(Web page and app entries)
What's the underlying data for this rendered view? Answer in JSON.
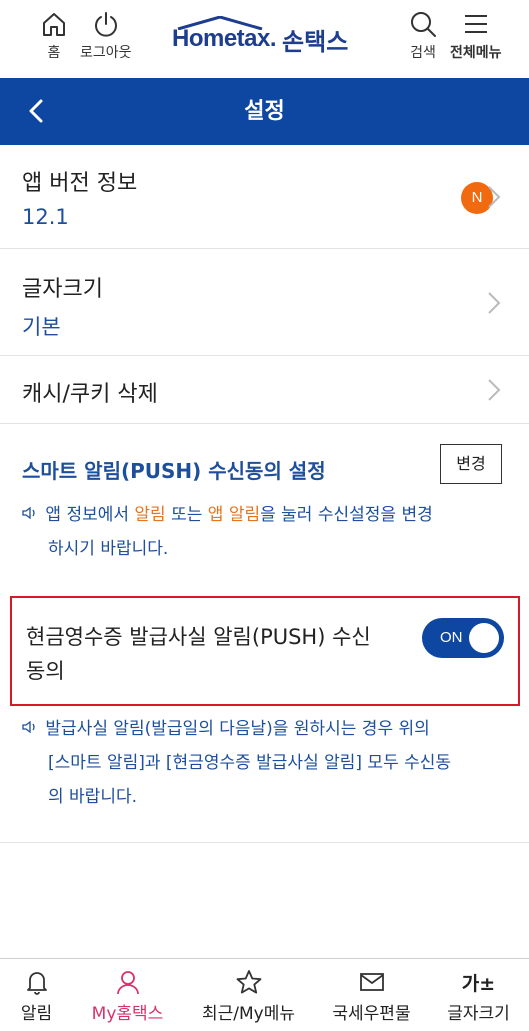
{
  "header": {
    "home_label": "홈",
    "logout_label": "로그아웃",
    "logo_text": "Hometax.",
    "logo_text_kr": "손택스",
    "search_label": "검색",
    "menu_label": "전체메뉴"
  },
  "titlebar": {
    "title": "설정"
  },
  "settings": {
    "version_title": "앱 버전 정보",
    "version_value": "12.1",
    "new_badge": "N",
    "font_title": "글자크기",
    "font_value": "기본",
    "cache_title": "캐시/쿠키 삭제"
  },
  "push": {
    "section_title": "스마트 알림(PUSH) 수신동의 설정",
    "change_label": "변경",
    "note1_a": "앱 정보에서 ",
    "note1_hl1": "알림",
    "note1_b": " 또는 ",
    "note1_hl2": "앱 알림",
    "note1_c": "을 눌러 수신설정을 변경",
    "note1_line2": "하시기 바랍니다.",
    "receipt_title": "현금영수증 발급사실 알림(PUSH) 수신 동의",
    "toggle_label": "ON",
    "note2_line1": "발급사실 알림(발급일의 다음날)을 원하시는 경우 위의",
    "note2_line2": "[스마트 알림]과 [현금영수증 발급사실 알림] 모두 수신동",
    "note2_line3": "의 바랍니다."
  },
  "bottom_nav": {
    "alarm": "알림",
    "my_hometax": "My홈택스",
    "recent": "최근/My메뉴",
    "mail": "국세우편물",
    "font_size": "글자크기",
    "font_icon": "가±"
  },
  "colors": {
    "primary": "#0d47a1",
    "link_text": "#1d4f9c",
    "badge": "#f26a0f",
    "highlight": "#e8741e",
    "active_nav": "#d6336c",
    "red_outline": "#d8182b"
  }
}
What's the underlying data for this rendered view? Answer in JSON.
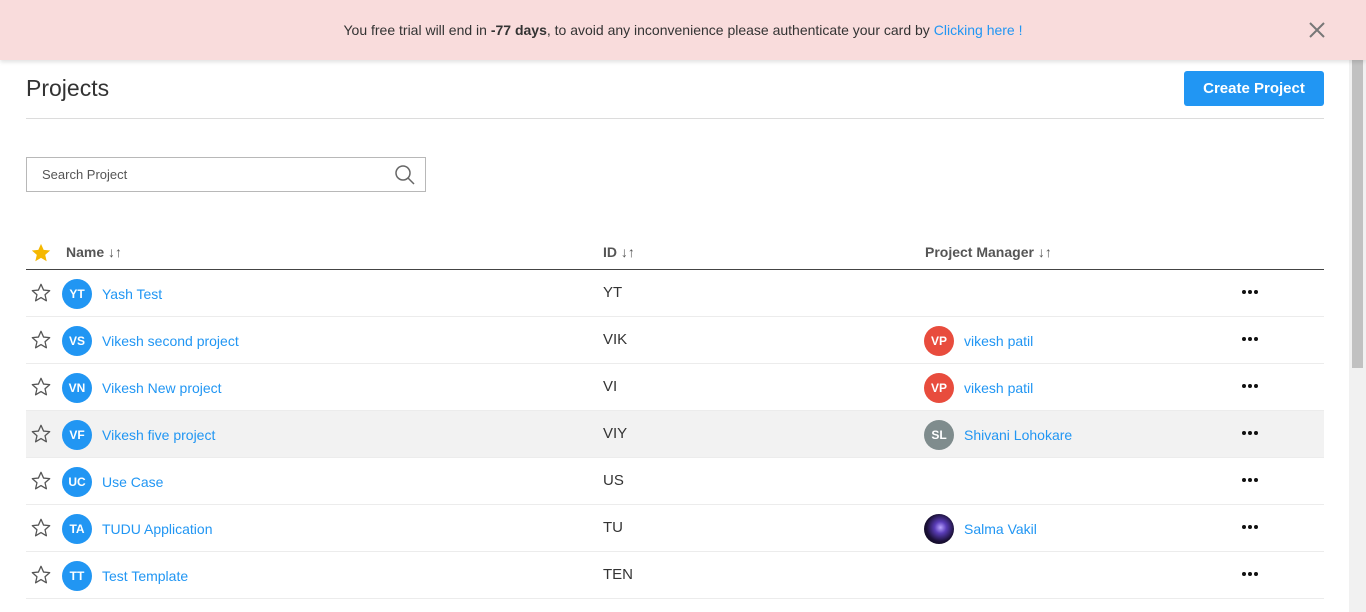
{
  "banner": {
    "text_before": "You free trial will end in ",
    "days": "-77 days",
    "text_after": ", to avoid any inconvenience please authenticate your card by",
    "link": "Clicking here !"
  },
  "page": {
    "title": "Projects",
    "create_label": "Create Project"
  },
  "search": {
    "placeholder": "Search Project"
  },
  "table": {
    "columns": {
      "name": "Name ↓↑",
      "id": "ID ↓↑",
      "manager": "Project Manager ↓↑"
    },
    "rows": [
      {
        "initials": "YT",
        "name": "Yash Test",
        "id": "YT",
        "manager": "",
        "manager_initials": "",
        "manager_color": ""
      },
      {
        "initials": "VS",
        "name": "Vikesh second project",
        "id": "VIK",
        "manager": "vikesh patil",
        "manager_initials": "VP",
        "manager_color": "#e84c3d"
      },
      {
        "initials": "VN",
        "name": "Vikesh New project",
        "id": "VI",
        "manager": "vikesh patil",
        "manager_initials": "VP",
        "manager_color": "#e84c3d"
      },
      {
        "initials": "VF",
        "name": "Vikesh five project",
        "id": "VIY",
        "manager": "Shivani Lohokare",
        "manager_initials": "SL",
        "manager_color": "#7f8c8d"
      },
      {
        "initials": "UC",
        "name": "Use Case",
        "id": "US",
        "manager": "",
        "manager_initials": "",
        "manager_color": ""
      },
      {
        "initials": "TA",
        "name": "TUDU Application",
        "id": "TU",
        "manager": "Salma Vakil",
        "manager_initials": "",
        "manager_color": "photo"
      },
      {
        "initials": "TT",
        "name": "Test Template",
        "id": "TEN",
        "manager": "",
        "manager_initials": "",
        "manager_color": ""
      }
    ]
  },
  "colors": {
    "accent": "#2196f3",
    "banner_bg": "#f9dcdc",
    "star_active": "#f5b800"
  }
}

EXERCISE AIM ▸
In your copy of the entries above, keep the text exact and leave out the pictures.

RESULT OF THE EXERCISE ▸
What's the underlying data for this rendered view? Answer in JSON.
{
  "header": {
    "home_label": "홈",
    "logout_label": "로그아웃",
    "logo_text": "Hometax.",
    "logo_text_kr": "손택스",
    "search_label": "검색",
    "menu_label": "전체메뉴"
  },
  "titlebar": {
    "title": "설정"
  },
  "settings": {
    "version_title": "앱 버전 정보",
    "version_value": "12.1",
    "new_badge": "N",
    "font_title": "글자크기",
    "font_value": "기본",
    "cache_title": "캐시/쿠키 삭제"
  },
  "push": {
    "section_title": "스마트 알림(PUSH) 수신동의 설정",
    "change_label": "변경",
    "note1_a": "앱 정보에서 ",
    "note1_hl1": "알림",
    "note1_b": " 또는 ",
    "note1_hl2": "앱 알림",
    "note1_c": "을 눌러 수신설정을 변경",
    "note1_line2": "하시기 바랍니다.",
    "receipt_title": "현금영수증 발급사실 알림(PUSH) 수신 동의",
    "toggle_label": "ON",
    "note2_line1": "발급사실 알림(발급일의 다음날)을 원하시는 경우 위의",
    "note2_line2": "[스마트 알림]과 [현금영수증 발급사실 알림] 모두 수신동",
    "note2_line3": "의 바랍니다."
  },
  "bottom_nav": {
    "alarm": "알림",
    "my_hometax": "My홈택스",
    "recent": "최근/My메뉴",
    "mail": "국세우편물",
    "font_size": "글자크기",
    "font_icon": "가±"
  },
  "colors": {
    "primary": "#0d47a1",
    "link_text": "#1d4f9c",
    "badge": "#f26a0f",
    "highlight": "#e8741e",
    "active_nav": "#d6336c",
    "red_outline": "#d8182b"
  }
}
What's the underlying data for this rendered view? Answer in JSON.
{
  "banner": {
    "text_before": "You free trial will end in ",
    "days": "-77 days",
    "text_after": ", to avoid any inconvenience please authenticate your card by",
    "link": "Clicking here !"
  },
  "page": {
    "title": "Projects",
    "create_label": "Create Project"
  },
  "search": {
    "placeholder": "Search Project"
  },
  "table": {
    "columns": {
      "name": "Name ↓↑",
      "id": "ID ↓↑",
      "manager": "Project Manager ↓↑"
    },
    "rows": [
      {
        "initials": "YT",
        "name": "Yash Test",
        "id": "YT",
        "manager": "",
        "manager_initials": "",
        "manager_color": ""
      },
      {
        "initials": "VS",
        "name": "Vikesh second project",
        "id": "VIK",
        "manager": "vikesh patil",
        "manager_initials": "VP",
        "manager_color": "#e84c3d"
      },
      {
        "initials": "VN",
        "name": "Vikesh New project",
        "id": "VI",
        "manager": "vikesh patil",
        "manager_initials": "VP",
        "manager_color": "#e84c3d"
      },
      {
        "initials": "VF",
        "name": "Vikesh five project",
        "id": "VIY",
        "manager": "Shivani Lohokare",
        "manager_initials": "SL",
        "manager_color": "#7f8c8d"
      },
      {
        "initials": "UC",
        "name": "Use Case",
        "id": "US",
        "manager": "",
        "manager_initials": "",
        "manager_color": ""
      },
      {
        "initials": "TA",
        "name": "TUDU Application",
        "id": "TU",
        "manager": "Salma Vakil",
        "manager_initials": "",
        "manager_color": "photo"
      },
      {
        "initials": "TT",
        "name": "Test Template",
        "id": "TEN",
        "manager": "",
        "manager_initials": "",
        "manager_color": ""
      }
    ]
  },
  "colors": {
    "accent": "#2196f3",
    "banner_bg": "#f9dcdc",
    "star_active": "#f5b800"
  }
}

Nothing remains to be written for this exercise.